"If the adverse situation plays out, Mexican authorities will respond in some way," Carstens said on Wednesday during an interview on Milenio Televisión. "We’re discussing a contingency plan with the Finance Ministry [but] we hope we won’t have to use it."

Carstens, who has said a Trump victory would hit Mexico like a "hurricane," did not mention the Republican nominee by name in the interview. He said Mexican authorities were also bracing for market volatility regardless if Trump or Hillary Clinton emerges as the winner.

"Whatever the outcome, and we hope it will be a positive one, although it could be negative, we, the authorities, would need to adjust our policy position if needed," he said. Carstens did not provide any specifics about the contingency plan.

The Mexican peso has seen volatile trading in recent weeks and fallen sharply over the last several days as some polls in the US showed the race for the presidency tightening. On Thursday, the peso broke two days of losses after two new polls showed Clinton holding a slight edge over Trump.

Trump has repeatedly attacked Mexico on the campaign trail and vowed to renegotiate trade deals that could mean higher tariffs for Mexican exports.

"The United States is our leading trade partner; 80% of our exports go there," Carstens said. "Any change in that would have a very important impact.
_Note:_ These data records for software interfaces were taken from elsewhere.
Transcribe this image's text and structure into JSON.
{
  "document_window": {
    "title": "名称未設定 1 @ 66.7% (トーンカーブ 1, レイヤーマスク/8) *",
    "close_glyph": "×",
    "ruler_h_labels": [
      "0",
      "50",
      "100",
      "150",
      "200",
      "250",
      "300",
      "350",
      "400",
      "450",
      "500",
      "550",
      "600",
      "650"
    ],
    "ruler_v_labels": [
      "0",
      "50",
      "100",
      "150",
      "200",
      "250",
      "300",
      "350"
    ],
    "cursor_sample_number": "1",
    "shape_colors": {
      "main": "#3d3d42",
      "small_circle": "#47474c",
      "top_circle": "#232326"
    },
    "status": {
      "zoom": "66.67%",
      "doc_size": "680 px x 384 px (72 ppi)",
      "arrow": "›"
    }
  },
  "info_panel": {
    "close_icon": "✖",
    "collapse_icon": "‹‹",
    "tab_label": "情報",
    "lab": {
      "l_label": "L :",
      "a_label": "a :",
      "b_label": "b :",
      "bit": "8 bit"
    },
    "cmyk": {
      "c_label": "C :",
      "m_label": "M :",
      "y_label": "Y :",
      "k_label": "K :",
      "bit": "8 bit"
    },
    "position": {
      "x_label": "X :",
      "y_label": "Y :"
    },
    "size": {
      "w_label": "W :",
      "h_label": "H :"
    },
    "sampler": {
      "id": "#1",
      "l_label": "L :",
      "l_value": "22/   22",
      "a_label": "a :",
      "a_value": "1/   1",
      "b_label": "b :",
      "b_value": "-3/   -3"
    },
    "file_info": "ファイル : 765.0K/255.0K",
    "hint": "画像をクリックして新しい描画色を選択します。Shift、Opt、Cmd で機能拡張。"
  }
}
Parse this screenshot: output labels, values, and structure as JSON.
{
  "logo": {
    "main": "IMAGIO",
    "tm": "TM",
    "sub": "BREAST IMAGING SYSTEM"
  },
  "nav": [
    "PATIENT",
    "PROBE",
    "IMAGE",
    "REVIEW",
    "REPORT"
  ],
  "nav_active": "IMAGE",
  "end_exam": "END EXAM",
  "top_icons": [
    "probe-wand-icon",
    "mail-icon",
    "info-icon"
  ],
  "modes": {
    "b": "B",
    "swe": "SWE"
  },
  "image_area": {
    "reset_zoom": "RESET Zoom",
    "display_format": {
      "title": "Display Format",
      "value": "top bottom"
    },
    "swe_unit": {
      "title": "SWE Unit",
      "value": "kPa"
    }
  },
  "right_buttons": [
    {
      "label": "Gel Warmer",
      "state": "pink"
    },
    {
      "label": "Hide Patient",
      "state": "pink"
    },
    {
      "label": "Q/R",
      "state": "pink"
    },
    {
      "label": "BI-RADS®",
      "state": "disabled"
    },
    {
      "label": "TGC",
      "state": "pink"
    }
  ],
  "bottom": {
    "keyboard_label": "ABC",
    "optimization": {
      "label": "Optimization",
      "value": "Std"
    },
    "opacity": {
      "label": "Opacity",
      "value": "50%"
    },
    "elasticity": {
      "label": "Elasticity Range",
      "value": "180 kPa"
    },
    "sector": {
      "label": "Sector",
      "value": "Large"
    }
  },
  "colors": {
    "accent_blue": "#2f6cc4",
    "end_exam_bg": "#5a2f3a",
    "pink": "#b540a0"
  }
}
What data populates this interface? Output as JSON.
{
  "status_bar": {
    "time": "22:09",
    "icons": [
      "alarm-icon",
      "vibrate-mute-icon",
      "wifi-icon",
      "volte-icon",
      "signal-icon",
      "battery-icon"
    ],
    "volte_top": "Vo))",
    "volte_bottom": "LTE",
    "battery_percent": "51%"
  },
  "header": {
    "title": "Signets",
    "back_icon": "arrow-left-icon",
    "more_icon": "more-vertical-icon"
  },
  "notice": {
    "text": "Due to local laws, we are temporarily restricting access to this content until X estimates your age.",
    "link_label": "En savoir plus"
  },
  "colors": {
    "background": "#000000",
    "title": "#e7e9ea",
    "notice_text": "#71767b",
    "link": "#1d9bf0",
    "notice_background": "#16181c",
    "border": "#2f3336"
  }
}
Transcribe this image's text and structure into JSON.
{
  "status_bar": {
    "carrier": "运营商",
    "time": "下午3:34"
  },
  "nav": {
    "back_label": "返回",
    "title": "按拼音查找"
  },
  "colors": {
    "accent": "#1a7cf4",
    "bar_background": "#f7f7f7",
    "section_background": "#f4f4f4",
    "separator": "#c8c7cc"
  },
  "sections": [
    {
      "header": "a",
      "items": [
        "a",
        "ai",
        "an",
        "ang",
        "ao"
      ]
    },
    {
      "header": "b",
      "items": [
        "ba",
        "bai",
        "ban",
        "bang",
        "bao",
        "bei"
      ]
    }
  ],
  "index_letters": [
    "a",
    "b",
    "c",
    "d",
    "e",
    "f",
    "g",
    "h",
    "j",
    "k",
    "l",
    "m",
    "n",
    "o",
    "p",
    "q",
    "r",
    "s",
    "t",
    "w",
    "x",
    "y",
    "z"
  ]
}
If the next US administration implements protectionist policies, it would have an adverse effect on us."

Mexico’s central bank, or Banxico, has raised interest rates to shore up the peso but has held off on selling dollars in the foreign exchange market since earlier this year.

Finance Minister José Antonio Meade told Televisa on Wednesday that officials are monitoring the market but he added that it did not make make sense to intervene for now, saying it would be like “throwing drops of water into the ocean."

Carstens said the central bank was focused on keeping Mexico’s inflation rate around 3%. "We have to take care that inflation does not go above 3%," he said.